Use of raloxifene and tamoxifen by breast cancer risk level in a Medicare-eligible cohort.
Journal: Am J Obstet Gynecol
Date: 2018 Jun
Major Program(s) or Research Group(s): BGCRG, EDRG, OD
PubMed ID: 29630889
PMC ID: PMC5970073

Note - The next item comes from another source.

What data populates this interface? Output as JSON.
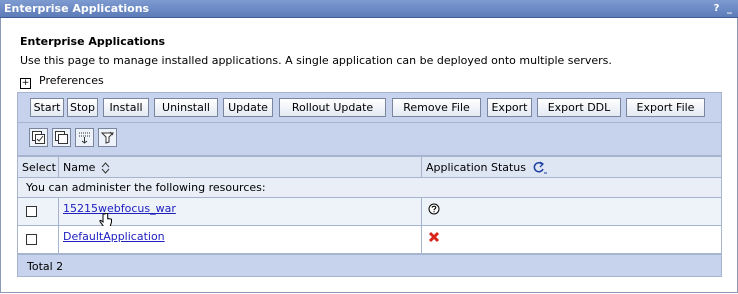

Abstract: BACKGROUND: Raloxifene and tamoxifen are Food and Drug Administration-approved for breast cancer risk reduction; in 2013, the US Preventive Services Task Force recommended these drugs for breast cancer risk reduction in high-risk women. Information on the use of raloxifene and tamoxifen for breast cancer risk reduction in the general population indicates that the risk is believed to be low; however, there is little literature. OBJECTIVE: The purpose of this study was to assess the use of breast cancer risk reduction medications by breast cancer risk level in an older cohort of women. STUDY DESIGN: Women who were enrolled in the Prostate, Lung, Colorectal, and Ovarian Cancer Screening Trial were assessed for the use of raloxifene, tamoxifen, and other medications. The data sources for use of the drugs were a mailed medication use questionnaire in 2013 and linked Medicare Part D claims files from 2010-2014. Estimated breast cancer risk within 5 years was assessed with the use of the modified Gail model and self-reported breast cancer risk factors; comorbidities were assessed through a questionnaire. RESULTS: A total of 22,235 women completed the medication use questionnaire; of these, 13,640 women (61%) had linked Part D data. In 2013, 45% of the women were 65-74 years old, and 55% of the women were 75-84 years old. From the medication use questionnaire, raloxifene use (past month) was 1.8%, 2.5%, and 4.0% for women with breast cancer risk within 5 years of <1.66%, 1.66-3.0%, and ≥3%, respectively (probability value trend, <.0001). From Part D, for any use during the period among women with coverage, raloxifene rates were 3.3%, 4.0%, and 6.6% for the 3 categories for breast cancer risk within 5 years (probability value trend, <.0001); use was 7.4% and 3.3% in women with and without osteoporosis, respectively. Raloxifene use significantly decreased from 2010-2014, and specifically from 2012-2014, both for all women and for women with breast cancer risk within 5 years of ≥3%. Tamoxifen use from Part D was 0.36%, 0.45%, and 0.85% for the 3 categories for breast cancer risk within 5 years (probability value trend, .009). CONCLUSION: Raloxifene use was low overall but increased modestly with breast cancer risk, and usage decreased from 2010-2014. Tamoxifen use was very low.